Ernie is continuing his crusade for plant-based pet foods as co-founder and Chief Veterinary Officer of Wild Earth while overseeing research into the health benefits of meat-free pet foods and exploring exciting new alternative proteins.
Alice is currently working on her MSc thesis exploring pet owner attitudes to feeding cell-based meat and other alternative proteins, as well as developing a One Health One Welfare book series. She continues to blog regularly on animal ethics.
Ryan is actively working to ensure Wild Earth pet foods are available to more pet parents as CEO and tirelessly campaigns for pet food that’s better for pets, the planet, and all animals.
Is there anything else you would like to tell readers?
One of our greatest concerns is that pets will become too expensive to feed over the next 20 years due to exploding global populations and the increasing scarcity of resources. We believe that the Clean Pet Food Revolution will be won by introducing less expensive choices than traditional animal meats. We can only make meat cheaper by unethically increasing the number of animals raised and adding hormones and antibiotics. With yeast and cellular proteins, we can infinitely enhance the foods we produce at a lower cost, ethically creating foods specific to an individual pet’s nutritional needs. Our book discusses this emerging food revolution, the new language of nutrition, and how every human and animal can participate. Viva la revolution.
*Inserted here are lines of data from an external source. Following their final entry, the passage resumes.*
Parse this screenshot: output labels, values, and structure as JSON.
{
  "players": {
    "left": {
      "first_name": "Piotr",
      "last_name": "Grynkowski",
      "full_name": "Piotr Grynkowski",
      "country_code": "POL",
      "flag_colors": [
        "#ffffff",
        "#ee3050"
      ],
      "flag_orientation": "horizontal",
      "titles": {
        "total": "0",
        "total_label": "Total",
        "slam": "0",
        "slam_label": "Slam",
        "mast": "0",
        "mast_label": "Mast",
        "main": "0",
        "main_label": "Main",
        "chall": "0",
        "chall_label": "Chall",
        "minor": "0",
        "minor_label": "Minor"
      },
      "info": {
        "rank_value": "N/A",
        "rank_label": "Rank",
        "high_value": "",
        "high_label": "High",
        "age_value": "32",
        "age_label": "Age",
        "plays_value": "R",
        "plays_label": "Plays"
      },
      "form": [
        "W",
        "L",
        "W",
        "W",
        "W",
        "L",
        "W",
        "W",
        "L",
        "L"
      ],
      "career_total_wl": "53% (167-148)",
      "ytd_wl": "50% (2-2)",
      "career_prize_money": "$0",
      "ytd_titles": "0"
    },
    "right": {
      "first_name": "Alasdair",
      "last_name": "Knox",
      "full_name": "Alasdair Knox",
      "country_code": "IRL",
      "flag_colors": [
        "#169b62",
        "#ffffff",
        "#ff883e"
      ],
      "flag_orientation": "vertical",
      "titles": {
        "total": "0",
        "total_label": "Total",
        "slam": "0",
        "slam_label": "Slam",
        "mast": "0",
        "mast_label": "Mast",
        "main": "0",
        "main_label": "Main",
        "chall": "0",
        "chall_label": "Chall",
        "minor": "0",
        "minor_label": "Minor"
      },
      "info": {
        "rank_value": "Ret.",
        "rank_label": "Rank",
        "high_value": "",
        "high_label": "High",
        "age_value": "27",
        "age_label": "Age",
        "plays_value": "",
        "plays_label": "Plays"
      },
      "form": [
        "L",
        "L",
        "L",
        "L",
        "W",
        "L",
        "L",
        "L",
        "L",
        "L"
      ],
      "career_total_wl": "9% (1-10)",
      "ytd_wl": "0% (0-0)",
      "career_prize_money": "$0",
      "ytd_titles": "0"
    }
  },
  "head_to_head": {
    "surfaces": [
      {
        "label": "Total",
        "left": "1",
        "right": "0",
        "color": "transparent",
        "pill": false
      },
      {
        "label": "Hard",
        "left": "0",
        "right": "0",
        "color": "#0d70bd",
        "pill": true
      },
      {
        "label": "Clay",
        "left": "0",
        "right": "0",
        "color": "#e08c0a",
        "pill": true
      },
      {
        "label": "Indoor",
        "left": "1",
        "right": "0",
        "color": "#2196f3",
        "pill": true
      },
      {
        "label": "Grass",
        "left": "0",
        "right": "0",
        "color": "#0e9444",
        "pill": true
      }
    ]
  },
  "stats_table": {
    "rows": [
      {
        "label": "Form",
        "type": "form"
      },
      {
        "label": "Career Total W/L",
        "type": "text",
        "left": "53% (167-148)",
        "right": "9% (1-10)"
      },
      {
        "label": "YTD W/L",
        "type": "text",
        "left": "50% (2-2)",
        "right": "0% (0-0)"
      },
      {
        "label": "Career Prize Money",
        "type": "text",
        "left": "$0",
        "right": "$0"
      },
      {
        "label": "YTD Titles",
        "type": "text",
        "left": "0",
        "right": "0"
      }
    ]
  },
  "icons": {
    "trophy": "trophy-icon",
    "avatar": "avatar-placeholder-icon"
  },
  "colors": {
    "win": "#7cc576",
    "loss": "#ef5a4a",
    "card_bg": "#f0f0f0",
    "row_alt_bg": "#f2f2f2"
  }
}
Thank you for such an informative and important interview. Many people, including animal lovers, really don’t know about “the impact pet food has on the environment and climate change, how healthy or necessary it is for our animal companions, or how it impacts the welfare of the farmed animals who become that food.” But they should and must.
1) Biographical information about the authors:
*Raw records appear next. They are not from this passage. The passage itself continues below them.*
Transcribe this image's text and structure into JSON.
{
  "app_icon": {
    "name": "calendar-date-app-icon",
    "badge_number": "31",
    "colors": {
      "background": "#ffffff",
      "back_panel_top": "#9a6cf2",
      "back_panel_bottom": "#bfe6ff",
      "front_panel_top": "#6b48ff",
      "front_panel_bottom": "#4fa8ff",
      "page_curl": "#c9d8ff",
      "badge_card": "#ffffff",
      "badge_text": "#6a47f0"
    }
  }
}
Ernie Ward, DVM is an internationally recognized veterinarian and the author of three books, including Chow Hounds: Why Our Dogs Are Getting Fatter. He writes “The Vet Is In” monthly column for Dogster Magazine.
Alice Oven is a freelance writer on animal ethics and welfare, and senior acquisitions editor for life science and veterinary books at Taylor & Francis Publishing. She is currently researching pet owner attitudes to feeding cell-based meat as part of her MSc Animal Welfare Science, Ethics and Law at the University of Winchester, UK.
Ryan Bethencourt is the co-founder of Wild Earth, a dog food company, and founder and former program director of the biotech incubator Indie Bio, having funded and built dozens of companies powering the future of food like Memphis Meats, Finless Foods, Geltor, Clara Foods, New Wave Foods and many more. You can read more about his work here.